As one of the world’s most widely used materials steelmaking is currently a major emitter of CO2 globally. Most steel is still made using coal to reduce iron ore, a process that emits roughly two metric tons of CO2 per ton of steel! Yet there are production technologies already available to help and we (the buyers) must show that this is where production focus and investment should be going.
It is hard to see a world in the next 25-50 years where steel is not still used very widely. From my own experience of the construction industry I know there are many situations where alternative structural materials just cannot meet the demands like steel can. And then there are so many other industries too, which despite improvements in designs and processes, will inevitably still require steel products. It is interesting to consider that steel is actually a very circular material - it is just the manufacturing processes that are so carbon intensive.
I really do believe in this. Through the SteelZero forum, I am learning about the innovative processes suppliers are developing, and the roadmaps they have for the capital intensive changes that are needed to their facilities to adapt, retrofit or rebuild furnaces ready for the inevitable demand of net zero steel.
Make sure if you are involved in a project which is going to use steel products, you push for low carbon steel from the outset and ensure early engagement with the supply chain.

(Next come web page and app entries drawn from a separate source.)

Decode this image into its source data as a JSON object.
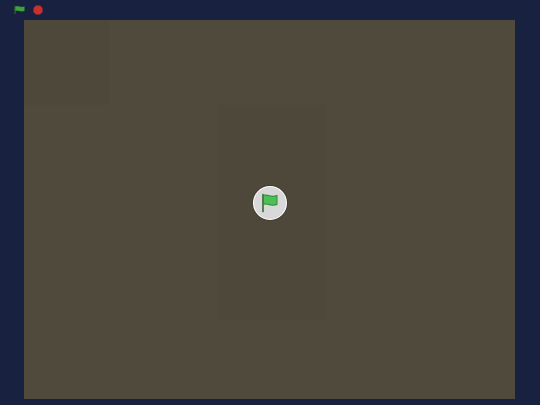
{
  "controls": {
    "green_flag_icon": "green-flag-icon",
    "stop_icon": "stop-sign-icon",
    "flag_color": "#3da33d",
    "stop_color": "#c9302c"
  },
  "stage": {
    "background_color": "#4f4a3c",
    "start_overlay_icon": "green-flag-icon",
    "overlay_flag_color": "#4cbf56"
  }
}
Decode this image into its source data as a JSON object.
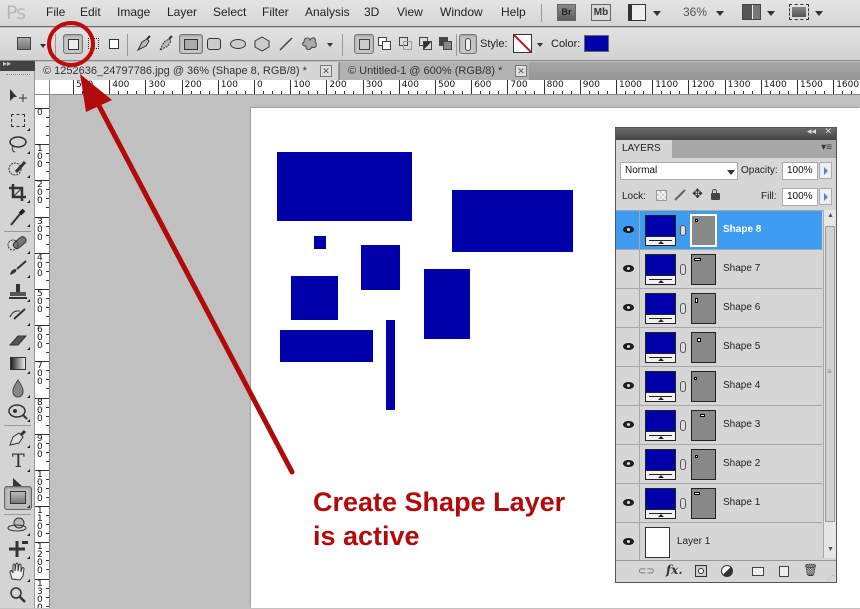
{
  "app": {
    "logo": "Ps"
  },
  "menubar": {
    "items": [
      "File",
      "Edit",
      "Image",
      "Layer",
      "Select",
      "Filter",
      "Analysis",
      "3D",
      "View",
      "Window",
      "Help"
    ],
    "bridge_label": "Br",
    "minibridge_label": "Mb",
    "zoom_value": "36%"
  },
  "options_bar": {
    "style_label": "Style:",
    "color_label": "Color:",
    "color_value": "#0000aa",
    "tool_modes": [
      "shape-layers",
      "paths",
      "fill-pixels"
    ],
    "active_mode": "shape-layers",
    "shape_tools": [
      "pen",
      "freeform-pen",
      "rectangle",
      "rounded-rectangle",
      "ellipse",
      "polygon",
      "line",
      "custom-shape"
    ],
    "active_shape_tool": "rectangle",
    "path_ops": [
      "new",
      "add",
      "subtract",
      "intersect",
      "exclude"
    ]
  },
  "tabs": [
    {
      "label": "© 1252636_24797786.jpg @ 36% (Shape 8, RGB/8) *",
      "active": true
    },
    {
      "label": "© Untitled-1 @ 600% (RGB/8) *",
      "active": false
    }
  ],
  "ruler_h": [
    "500",
    "400",
    "300",
    "200",
    "100",
    "0",
    "100",
    "200",
    "300",
    "400",
    "500",
    "600",
    "700",
    "800",
    "900",
    "1000",
    "1100",
    "1200",
    "1300",
    "1400",
    "1500",
    "1600"
  ],
  "ruler_v": [
    "0",
    "100",
    "200",
    "300",
    "400",
    "500",
    "600",
    "700",
    "800",
    "900",
    "1000",
    "1100",
    "1200",
    "1300"
  ],
  "layers_panel": {
    "title": "LAYERS",
    "blend_mode": "Normal",
    "opacity_label": "Opacity:",
    "opacity_value": "100%",
    "lock_label": "Lock:",
    "fill_label": "Fill:",
    "fill_value": "100%",
    "layers": [
      {
        "name": "Shape 8",
        "type": "shape",
        "selected": true,
        "visible": true
      },
      {
        "name": "Shape 7",
        "type": "shape",
        "selected": false,
        "visible": true
      },
      {
        "name": "Shape 6",
        "type": "shape",
        "selected": false,
        "visible": true
      },
      {
        "name": "Shape 5",
        "type": "shape",
        "selected": false,
        "visible": true
      },
      {
        "name": "Shape 4",
        "type": "shape",
        "selected": false,
        "visible": true
      },
      {
        "name": "Shape 3",
        "type": "shape",
        "selected": false,
        "visible": true
      },
      {
        "name": "Shape 2",
        "type": "shape",
        "selected": false,
        "visible": true
      },
      {
        "name": "Shape 1",
        "type": "shape",
        "selected": false,
        "visible": true
      },
      {
        "name": "Layer 1",
        "type": "pixel",
        "selected": false,
        "visible": true
      }
    ]
  },
  "annotation": {
    "line1": "Create Shape Layer",
    "line2": "is active",
    "color": "#b00a0a"
  },
  "canvas_shape_color": "#0000aa"
}
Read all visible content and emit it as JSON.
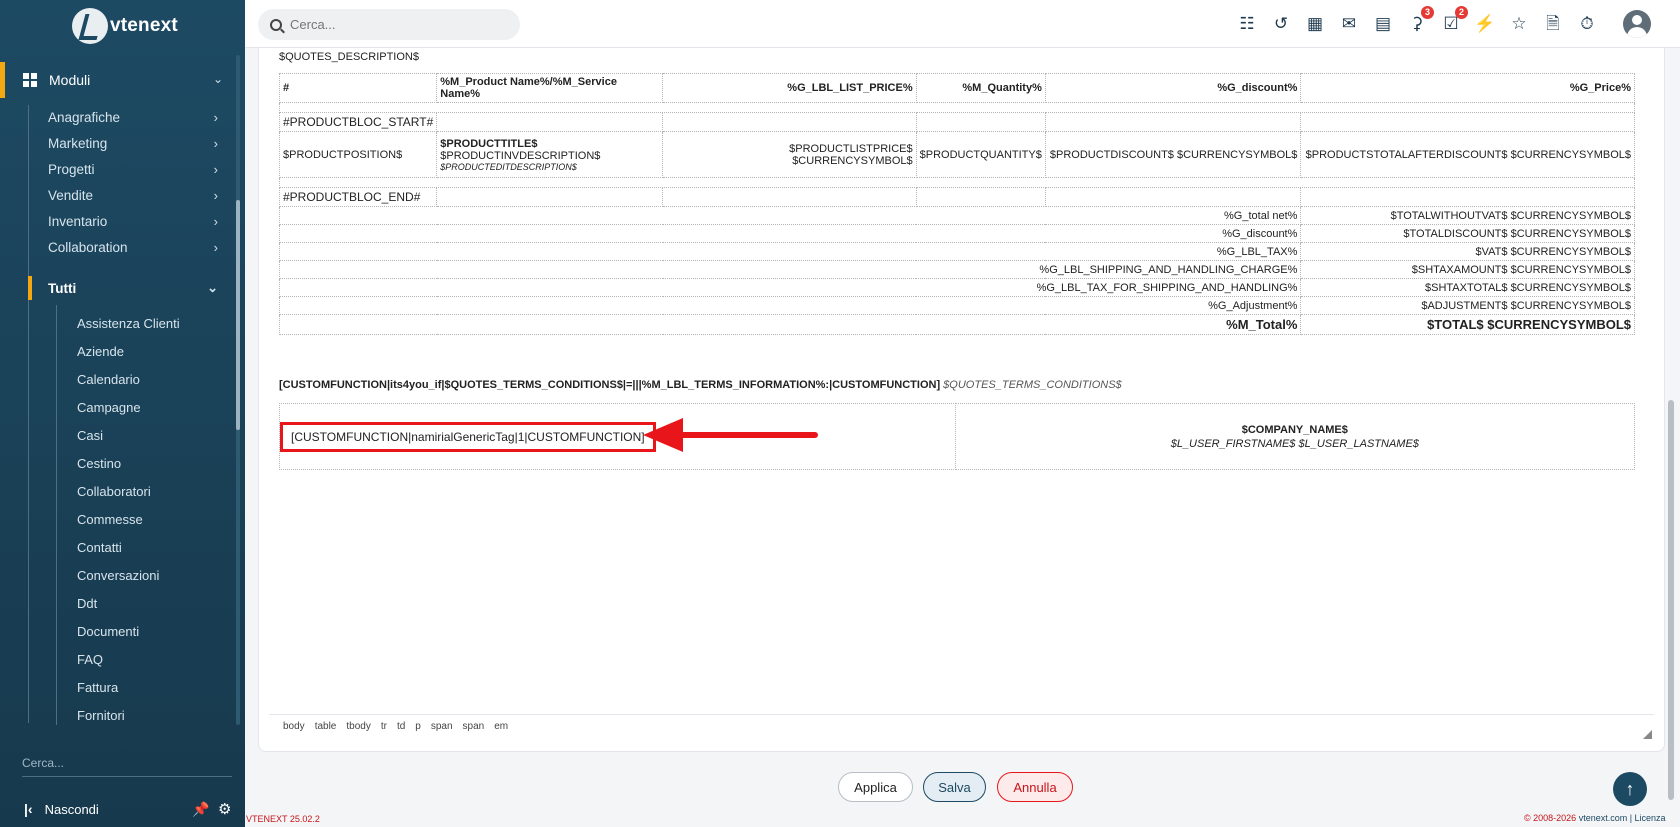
{
  "app": {
    "logo_text": "vtenext",
    "version": "VTENEXT 25.02.2",
    "copyright": "© 2008-2026",
    "copyright_link": "vtenext.com | Licenza"
  },
  "search": {
    "placeholder": "Cerca..."
  },
  "sidebar": {
    "section": "Moduli",
    "items": [
      {
        "label": "Anagrafiche"
      },
      {
        "label": "Marketing"
      },
      {
        "label": "Progetti"
      },
      {
        "label": "Vendite"
      },
      {
        "label": "Inventario"
      },
      {
        "label": "Collaboration"
      },
      {
        "label": "Tutti"
      }
    ],
    "sub_items": [
      "Assistenza Clienti",
      "Aziende",
      "Calendario",
      "Campagne",
      "Casi",
      "Cestino",
      "Collaboratori",
      "Commesse",
      "Contatti",
      "Conversazioni",
      "Ddt",
      "Documenti",
      "FAQ",
      "Fattura",
      "Fornitori"
    ],
    "search_placeholder": "Cerca...",
    "hide_label": "Nascondi"
  },
  "topbar": {
    "notifications_count": "3",
    "todo_count": "2"
  },
  "doc": {
    "description_tag": "$QUOTES_DESCRIPTION$",
    "headers": [
      "#",
      "%M_Product Name%/%M_Service Name%",
      "%G_LBL_LIST_PRICE%",
      "%M_Quantity%",
      "%G_discount%",
      "%G_Price%"
    ],
    "bloc_start": "#PRODUCTBLOC_START#",
    "bloc_end": "#PRODUCTBLOC_END#",
    "row": {
      "position": "$PRODUCTPOSITION$",
      "title": "$PRODUCTTITLE$",
      "inv_desc": "$PRODUCTINVDESCRIPTION$",
      "edit_desc": "$PRODUCTEDITDESCRIPTION$",
      "list_price": "$PRODUCTLISTPRICE$ $CURRENCYSYMBOL$",
      "quantity": "$PRODUCTQUANTITY$",
      "discount": "$PRODUCTDISCOUNT$ $CURRENCYSYMBOL$",
      "total": "$PRODUCTSTOTALAFTERDISCOUNT$ $CURRENCYSYMBOL$"
    },
    "totals": [
      {
        "label": "%G_total net%",
        "value": "$TOTALWITHOUTVAT$ $CURRENCYSYMBOL$"
      },
      {
        "label": "%G_discount%",
        "value": "$TOTALDISCOUNT$ $CURRENCYSYMBOL$"
      },
      {
        "label": "%G_LBL_TAX%",
        "value": "$VAT$ $CURRENCYSYMBOL$"
      },
      {
        "label": "%G_LBL_SHIPPING_AND_HANDLING_CHARGE%",
        "value": "$SHTAXAMOUNT$ $CURRENCYSYMBOL$"
      },
      {
        "label": "%G_LBL_TAX_FOR_SHIPPING_AND_HANDLING%",
        "value": "$SHTAXTOTAL$ $CURRENCYSYMBOL$"
      },
      {
        "label": "%G_Adjustment%",
        "value": "$ADJUSTMENT$ $CURRENCYSYMBOL$"
      }
    ],
    "grand_total": {
      "label": "%M_Total%",
      "value": "$TOTAL$ $CURRENCYSYMBOL$"
    },
    "terms_bold": "[CUSTOMFUNCTION|its4you_if|$QUOTES_TERMS_CONDITIONS$|=|||%M_LBL_TERMS_INFORMATION%:|CUSTOMFUNCTION]",
    "terms_italic": "$QUOTES_TERMS_CONDITIONS$",
    "custom_function": "[CUSTOMFUNCTION|namirialGenericTag|1|CUSTOMFUNCTION]",
    "company_name": "$COMPANY_NAME$",
    "user_names": "$L_USER_FIRSTNAME$ $L_USER_LASTNAME$"
  },
  "pathbar": [
    "body",
    "table",
    "tbody",
    "tr",
    "td",
    "p",
    "span",
    "span",
    "em"
  ],
  "buttons": {
    "apply": "Applica",
    "save": "Salva",
    "cancel": "Annulla"
  },
  "colors": {
    "sidebar": "#1d4a63",
    "accent": "#f3a712",
    "highlight": "#e8161b"
  }
}
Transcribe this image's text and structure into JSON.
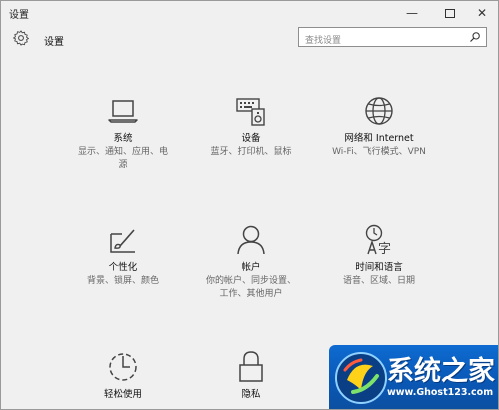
{
  "window": {
    "title": "设置",
    "minimize_glyph": "—",
    "close_glyph": "✕"
  },
  "header": {
    "title": "设置",
    "gear_icon": "gear-icon",
    "search_placeholder": "查找设置",
    "search_icon": "search-icon"
  },
  "tiles": [
    {
      "name": "系统",
      "desc": [
        "显示、通知、应用、电",
        "源"
      ],
      "icon": "laptop-icon"
    },
    {
      "name": "设备",
      "desc": [
        "蓝牙、打印机、鼠标"
      ],
      "icon": "devices-icon"
    },
    {
      "name": "网络和 Internet",
      "desc": [
        "Wi-Fi、飞行模式、VPN"
      ],
      "icon": "globe-icon"
    },
    {
      "name": "个性化",
      "desc": [
        "背景、锁屏、颜色"
      ],
      "icon": "personalization-icon"
    },
    {
      "name": "帐户",
      "desc": [
        "你的帐户、同步设置、",
        "工作、其他用户"
      ],
      "icon": "person-icon"
    },
    {
      "name": "时间和语言",
      "desc": [
        "语音、区域、日期"
      ],
      "icon": "time-language-icon"
    },
    {
      "name": "轻松使用",
      "desc": [],
      "icon": "ease-of-access-icon"
    },
    {
      "name": "隐私",
      "desc": [],
      "icon": "lock-icon"
    }
  ],
  "watermark": {
    "brand": "系统之家",
    "url": "www.Ghost123.com",
    "colors": {
      "background": "#0a58b6",
      "text": "#ffffff"
    }
  },
  "colors": {
    "window_bg": "#f0f0f0",
    "text": "#111111",
    "secondary_text": "#666666",
    "icon_stroke": "#444444"
  }
}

To become a member of SteelZero, organisations must make a public commitment to procuring, specifying or stocking 100% net zero steel by 2050 and an interim commitment to procuring, specifying or stocking 50% of its steel requirement by 2030.